aerial view of a road in between light-coloured green trees

The Victorian State of the Environment (SoE) 2018 Report is the first attempt in Australia to apply the UN Sustainable Development Goals (SDGs) [hyperlink] to state of environment reporting at the state level. “The State of Environment 2018 Report is the start of our journey to rewire and bring coherence to the system so that the UN SDGs frame environmental monitoring and reporting in Victoria,” says Commissioner for Environmental Sustainability Dr Gillian Sparkes. “I see the SDGs as the missing link in monitoring and reporting progress towards sustainable development.”

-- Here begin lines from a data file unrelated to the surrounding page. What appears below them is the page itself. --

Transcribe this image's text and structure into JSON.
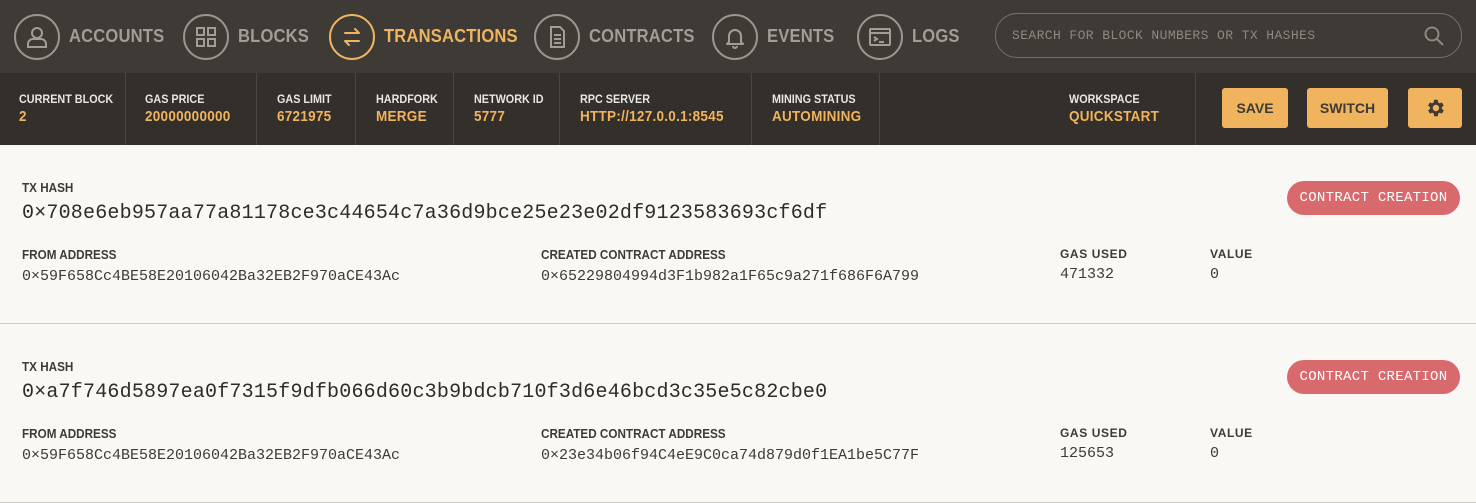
{
  "nav": {
    "items": [
      {
        "label": "ACCOUNTS",
        "icon": "account-icon"
      },
      {
        "label": "BLOCKS",
        "icon": "blocks-icon"
      },
      {
        "label": "TRANSACTIONS",
        "icon": "transactions-icon",
        "active": true
      },
      {
        "label": "CONTRACTS",
        "icon": "contracts-icon"
      },
      {
        "label": "EVENTS",
        "icon": "bell-icon"
      },
      {
        "label": "LOGS",
        "icon": "terminal-icon"
      }
    ],
    "search_placeholder": "SEARCH FOR BLOCK NUMBERS OR TX HASHES"
  },
  "status": {
    "current_block": {
      "label": "CURRENT BLOCK",
      "value": "2"
    },
    "gas_price": {
      "label": "GAS PRICE",
      "value": "20000000000"
    },
    "gas_limit": {
      "label": "GAS LIMIT",
      "value": "6721975"
    },
    "hardfork": {
      "label": "HARDFORK",
      "value": "MERGE"
    },
    "network_id": {
      "label": "NETWORK ID",
      "value": "5777"
    },
    "rpc_server": {
      "label": "RPC SERVER",
      "value": "HTTP://127.0.0.1:8545"
    },
    "mining_status": {
      "label": "MINING STATUS",
      "value": "AUTOMINING"
    },
    "workspace": {
      "label": "WORKSPACE",
      "value": "QUICKSTART"
    },
    "save_label": "SAVE",
    "switch_label": "SWITCH"
  },
  "transactions": [
    {
      "tx_hash_label": "TX HASH",
      "tx_hash": "0×708e6eb957aa77a81178ce3c44654c7a36d9bce25e23e02df9123583693cf6df",
      "badge": "CONTRACT CREATION",
      "from_label": "FROM ADDRESS",
      "from": "0×59F658Cc4BE58E20106042Ba32EB2F970aCE43Ac",
      "created_label": "CREATED CONTRACT ADDRESS",
      "created": "0×65229804994d3F1b982a1F65c9a271f686F6A799",
      "gas_used_label": "GAS USED",
      "gas_used": "471332",
      "value_label": "VALUE",
      "value": "0"
    },
    {
      "tx_hash_label": "TX HASH",
      "tx_hash": "0×a7f746d5897ea0f7315f9dfb066d60c3b9bdcb710f3d6e46bcd3c35e5c82cbe0",
      "badge": "CONTRACT CREATION",
      "from_label": "FROM ADDRESS",
      "from": "0×59F658Cc4BE58E20106042Ba32EB2F970aCE43Ac",
      "created_label": "CREATED CONTRACT ADDRESS",
      "created": "0×23e34b06f94C4eE9C0ca74d879d0f1EA1be5C77F",
      "gas_used_label": "GAS USED",
      "gas_used": "125653",
      "value_label": "VALUE",
      "value": "0"
    }
  ],
  "colors": {
    "nav_bg": "#3e3a36",
    "status_bg": "#332f2b",
    "accent": "#f0b45f",
    "badge": "#d86a6e",
    "content_bg": "#faf8f5"
  }
}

The SoE 2018 report is the beginning of Victoria’s journey to apply the UN SDGs for statutory environmental reporting. “Putting the United Nations’ Sustainable Development Goals under the microscope to determine which are the most relevant to environmental reporting in Victoria is a crucial step in achieving meaningful, high quality and transparent reporting, says Minister for Energy, Environment and Climate Change, The Hon. Lily D'Ambrosio MP.

“Our understanding of how the SDGs can best be applied to deliver practical outcomes for Victoria’s environment will continue to evolve and develop over time. The SoE is a good start but there is much more work do,” says Dr Sparkes. The SDGs provide an international reporting framework to bring uniformity and a common language to reporting across the state, while still maintaining local independence to report on indicators of importance at a regional scale. “We are aligning Victoria with international environmental reporting frameworks,” says Dr Sparkes. The transition to the SDGs for state of environment reporting is an acknowledgment of the need to report not just on the state of the environment but also on the benefits that society derives from it. “Victoria is taking the lead,” says Dr Sparkes.

The 17 SDGs are referred to throughout the report, demonstrating how the Victorian Commissioner for Environmental Sustainability; Department of Environment, Land, Water and Planning (DELWP); Minister for Energy, Environment and Climate Change the Hon Lily D’Ambrosio MP and a range of environmental stakeholders are working to align Victoria with international environmental reporting frameworks.

The Commissioner, Dr Sparkes says “there are four critical aspects of the SDG framework that make it highly relevant for SoE reporting. The SDGs provide:

  1. a pre-prosecuted framework for reporting across complex and disparate areas of social, economic and environmental policy
  2. a framework that is internationally agreed and widely supported
  3. a common language for measuring progress against diverse goals and targets
  4. broad support from across business, government and community.”

Many agencies and individuals collect information about the state of Victoria’s environmental assets (including land and biodiversity, forests, water, marine and coasts, air and climate). The introduction of state-wide indicators, nested in an international reporting framework, will better enable linkages between relevant statutory environmental reports in Victorian legislation so that we continue to improve the coherence and quality of environmental policy and conservation, management and protection outcomes. Ultimately, as alignment of SDG assessments and SoE reporting is refined during the 2019-2023 and subsequent reporting cycles, this consolidation will produce a State-level reporting regime of statutory environmental reports that “better talk to each other and the community”, says Dr Sparkes.

Early analysis for SoE 2018 found that Victorian Government agencies in the environment portfolio currently do not collect sufficient socio-economic data for many of the relevant SDGs to be assessed. To report effectively on the SDGs in the future, data acquisition processes will need to be broadened to include individuals and agencies which have not traditionally contributed to state of the environment reporting. “Getting the information we need to report against the SDGs will require a rethink on how and what data we collect across the Victorian environment portfolio and more broadly. I know first-hand that there is a strong appetite by government to implement this change.”

This expanded reporting regime will require:

  • broadening of the definition of conventional data inputs
  • supporting investment in innovative and creative data acquisition methods
  • relationships with new data partners (both organisations and individuals)
  • augmentation of current indicators and metrics, and corresponding data requirements, for each SDG (both quantitative and qualitative data) in consultation with experts in the respective disciplines.

Transitioning to the SDGs as the operating framework for SoE reporting in Victoria will require more than data collection reform. “Sense-checking of policy coherence” with government and community partners will be central to maintaining adaptive management, driving systemic change and supporting decision making at the State level over the next decade.